Before our son could form recognizable words and before he could crawl, but when he could locomote in a wheeled chair (this would place him probably around twelve months), he, my wife and I were all in our kitchen. My wife and I were looking for a cooking implement (I think it was a spaghetti colander, opening cabinets and discussing where it might be. Our son kept rolling toward a lower cabinet and bumping up against it while gesturing and making some burbling sounds. We opened up the cabinet door and voila, there it was. From his ground level perspective he saw things that escaped our vision, and he knew what was in the lower cabinets. He also understood what we were doing and how he could help.
----- Original Message -----
From: Lubomir Savov Popov <firstname.lastname@example.org>
Date: Tuesday, July 14, 2015 9:03 am
Subject: [Xmca-l] Re: Help With Russian
To: "eXtended Mind, Culture, Activity" <email@example.com>
> Hi David,
> It seems to me that the translation is reasonable. My interpretation
> is that a two-year old child is capable of elementary and simple
> cooperation with and adult. If we exclude locomotion capabilities, the
> child might be considered somewhat on par with the adult regarding
> simple cooperation.
> I am not sure how the child development experts will view this
> statement. I am not an expert in that area. Also, I am not sure what
> are the minimal criteria for cooperation and how cooperation is
> construed by the authors. It is also possible that the authors use
> criteria that are very different than the criteria in the literature
> we use. It is a matter of different conceptualizations, paradigms, and
> -----Original Message-----
> From: firstname.lastname@example.org
> [mailto:email@example.com] On Behalf Of
> David Kellogg
> Sent: Tuesday, July 14, 2015 3:19 AM
> To: eXtended Mind, Culture, Activity
> Subject: [Xmca-l] Help With Russian
> We're working through Vygotsky's very long chapter on infancy in the
> "Child Development" book he was working towards the end of his life.
> He has just introduced Blonsky's partitioning of infancy into three
> stages, on the basis of the presence or absence of teeth. Then, the
> Russian Collected Works (foot of p. 303) has this:
> "На 2-м году жизни ребенок равномощен взрослому в малоподвижной
> комнатной обстановке и между ними устанавливаются уже отношения
> сотрудничества, правда элементарного, простого сотрудничества."
> The English Collected works renders this as:
> "In the second year of life, the child is equal to the adult in a room
> in a situation where little movement is required and between them a

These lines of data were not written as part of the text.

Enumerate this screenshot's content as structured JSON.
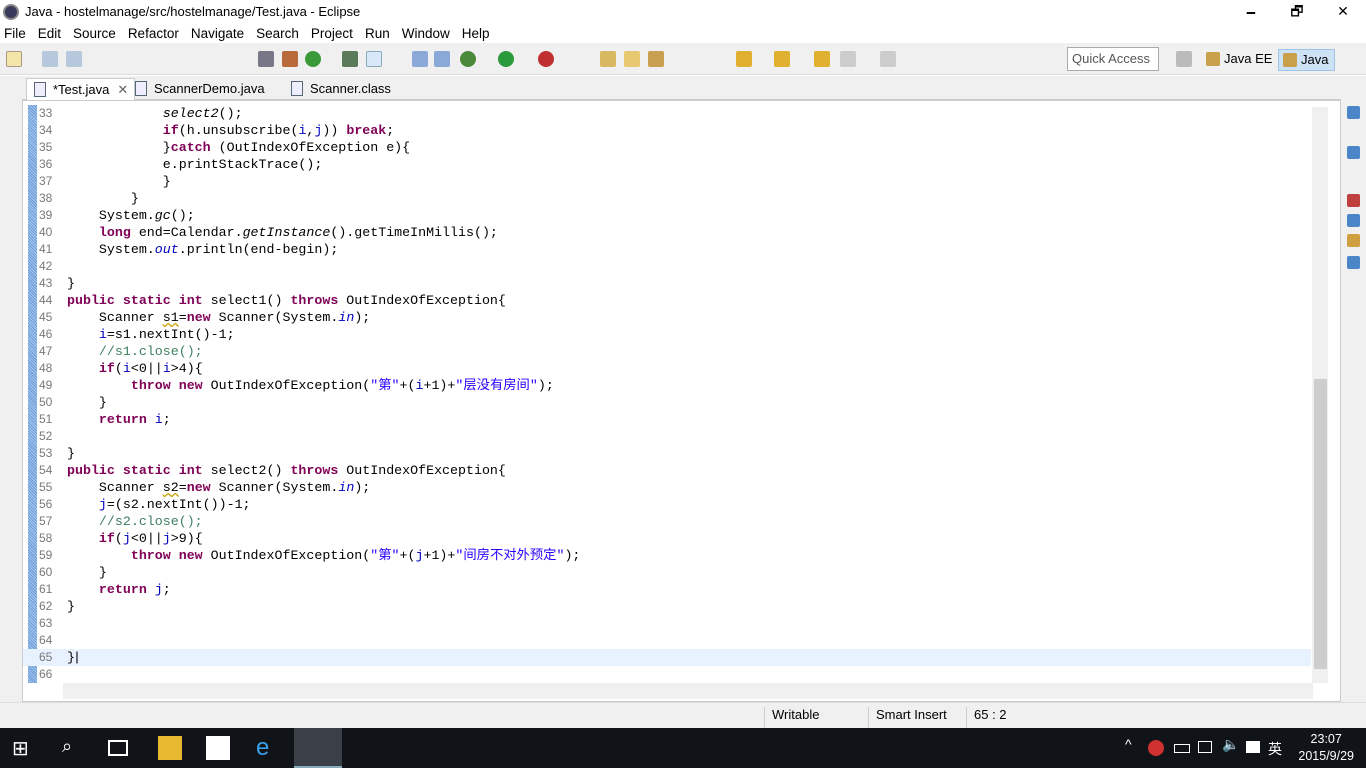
{
  "window": {
    "title": "Java - hostelmanage/src/hostelmanage/Test.java - Eclipse",
    "minimize": "🗕",
    "restore": "🗗",
    "close": "✕"
  },
  "menu": [
    "File",
    "Edit",
    "Source",
    "Refactor",
    "Navigate",
    "Search",
    "Project",
    "Run",
    "Window",
    "Help"
  ],
  "toolbar": {
    "quick_access_placeholder": "Quick Access",
    "perspectives": [
      {
        "label": "Java EE",
        "active": false
      },
      {
        "label": "Java",
        "active": true
      }
    ]
  },
  "tabs": [
    {
      "label": "*Test.java",
      "active": true,
      "close": "✕"
    },
    {
      "label": "ScannerDemo.java",
      "active": false
    },
    {
      "label": "Scanner.class",
      "active": false
    }
  ],
  "editor": {
    "current_line": 65,
    "lines": [
      {
        "n": 33,
        "s": [
          [
            "            ",
            ""
          ],
          [
            "select2",
            "i"
          ],
          [
            "();",
            ""
          ]
        ]
      },
      {
        "n": 34,
        "s": [
          [
            "            ",
            ""
          ],
          [
            "if",
            "k"
          ],
          [
            "(h.unsubscribe(",
            ""
          ],
          [
            "i",
            "fi"
          ],
          [
            ",",
            ""
          ],
          [
            "j",
            "fi"
          ],
          [
            ")) ",
            ""
          ],
          [
            "break",
            "k"
          ],
          [
            ";",
            ""
          ]
        ]
      },
      {
        "n": 35,
        "s": [
          [
            "            }",
            ""
          ],
          [
            "catch",
            "k"
          ],
          [
            " (OutIndexOfException e){",
            ""
          ]
        ]
      },
      {
        "n": 36,
        "s": [
          [
            "            e.printStackTrace();",
            ""
          ]
        ]
      },
      {
        "n": 37,
        "s": [
          [
            "            }",
            ""
          ]
        ]
      },
      {
        "n": 38,
        "s": [
          [
            "        }",
            ""
          ]
        ]
      },
      {
        "n": 39,
        "s": [
          [
            "    System.",
            ""
          ],
          [
            "gc",
            "i"
          ],
          [
            "();",
            ""
          ]
        ]
      },
      {
        "n": 40,
        "s": [
          [
            "    ",
            ""
          ],
          [
            "long",
            "k"
          ],
          [
            " end=Calendar.",
            ""
          ],
          [
            "getInstance",
            "i"
          ],
          [
            "().getTimeInMillis();",
            ""
          ]
        ]
      },
      {
        "n": 41,
        "s": [
          [
            "    System.",
            ""
          ],
          [
            "out",
            "f"
          ],
          [
            ".println(end-begin);",
            ""
          ]
        ]
      },
      {
        "n": 42,
        "s": []
      },
      {
        "n": 43,
        "s": [
          [
            "}",
            ""
          ]
        ]
      },
      {
        "n": 44,
        "s": [
          [
            "public static int",
            "k"
          ],
          [
            " select1() ",
            ""
          ],
          [
            "throws",
            "k"
          ],
          [
            " OutIndexOfException{",
            ""
          ]
        ]
      },
      {
        "n": 45,
        "s": [
          [
            "    Scanner ",
            ""
          ],
          [
            "s1",
            "w"
          ],
          [
            "=",
            ""
          ],
          [
            "new",
            "k"
          ],
          [
            " Scanner(System.",
            ""
          ],
          [
            "in",
            "f"
          ],
          [
            ");",
            ""
          ]
        ]
      },
      {
        "n": 46,
        "s": [
          [
            "    ",
            ""
          ],
          [
            "i",
            "fi"
          ],
          [
            "=s1.nextInt()-1;",
            ""
          ]
        ]
      },
      {
        "n": 47,
        "s": [
          [
            "    //s1.close();",
            "c"
          ]
        ]
      },
      {
        "n": 48,
        "s": [
          [
            "    ",
            ""
          ],
          [
            "if",
            "k"
          ],
          [
            "(",
            ""
          ],
          [
            "i",
            "fi"
          ],
          [
            "<0||",
            ""
          ],
          [
            "i",
            "fi"
          ],
          [
            ">4){",
            ""
          ]
        ]
      },
      {
        "n": 49,
        "s": [
          [
            "        ",
            ""
          ],
          [
            "throw new",
            "k"
          ],
          [
            " OutIndexOfException(",
            ""
          ],
          [
            "\"第\"",
            "s"
          ],
          [
            "+(",
            ""
          ],
          [
            "i",
            "fi"
          ],
          [
            "+1)+",
            ""
          ],
          [
            "\"层没有房间\"",
            "s"
          ],
          [
            ");",
            ""
          ]
        ]
      },
      {
        "n": 50,
        "s": [
          [
            "    }",
            ""
          ]
        ]
      },
      {
        "n": 51,
        "s": [
          [
            "    ",
            ""
          ],
          [
            "return",
            "k"
          ],
          [
            " ",
            ""
          ],
          [
            "i",
            "fi"
          ],
          [
            ";",
            ""
          ]
        ]
      },
      {
        "n": 52,
        "s": []
      },
      {
        "n": 53,
        "s": [
          [
            "}",
            ""
          ]
        ]
      },
      {
        "n": 54,
        "s": [
          [
            "public static int",
            "k"
          ],
          [
            " select2() ",
            ""
          ],
          [
            "throws",
            "k"
          ],
          [
            " OutIndexOfException{",
            ""
          ]
        ]
      },
      {
        "n": 55,
        "s": [
          [
            "    Scanner ",
            ""
          ],
          [
            "s2",
            "w"
          ],
          [
            "=",
            ""
          ],
          [
            "new",
            "k"
          ],
          [
            " Scanner(System.",
            ""
          ],
          [
            "in",
            "f"
          ],
          [
            ");",
            ""
          ]
        ]
      },
      {
        "n": 56,
        "s": [
          [
            "    ",
            ""
          ],
          [
            "j",
            "fi"
          ],
          [
            "=(s2.nextInt())-1;",
            ""
          ]
        ]
      },
      {
        "n": 57,
        "s": [
          [
            "    //s2.close();",
            "c"
          ]
        ]
      },
      {
        "n": 58,
        "s": [
          [
            "    ",
            ""
          ],
          [
            "if",
            "k"
          ],
          [
            "(",
            ""
          ],
          [
            "j",
            "fi"
          ],
          [
            "<0||",
            ""
          ],
          [
            "j",
            "fi"
          ],
          [
            ">9){",
            ""
          ]
        ]
      },
      {
        "n": 59,
        "s": [
          [
            "        ",
            ""
          ],
          [
            "throw new",
            "k"
          ],
          [
            " OutIndexOfException(",
            ""
          ],
          [
            "\"第\"",
            "s"
          ],
          [
            "+(",
            ""
          ],
          [
            "j",
            "fi"
          ],
          [
            "+1)+",
            ""
          ],
          [
            "\"间房不对外预定\"",
            "s"
          ],
          [
            ");",
            ""
          ]
        ]
      },
      {
        "n": 60,
        "s": [
          [
            "    }",
            ""
          ]
        ]
      },
      {
        "n": 61,
        "s": [
          [
            "    ",
            ""
          ],
          [
            "return",
            "k"
          ],
          [
            " ",
            ""
          ],
          [
            "j",
            "fi"
          ],
          [
            ";",
            ""
          ]
        ]
      },
      {
        "n": 62,
        "s": [
          [
            "}",
            ""
          ]
        ]
      },
      {
        "n": 63,
        "s": []
      },
      {
        "n": 64,
        "s": []
      },
      {
        "n": 65,
        "s": [
          [
            "}",
            ""
          ]
        ]
      },
      {
        "n": 66,
        "s": []
      }
    ]
  },
  "status": {
    "writable": "Writable",
    "insert_mode": "Smart Insert",
    "position": "65 : 2"
  },
  "taskbar": {
    "time": "23:07",
    "date": "2015/9/29",
    "ime": "英",
    "tray_up": "^"
  }
}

> relation of cooperation, although elementary and simple, is established."
> But this doesn't make any sense at all, at least not in English. Is it
> possible that it's a misprint?
> David Kellogg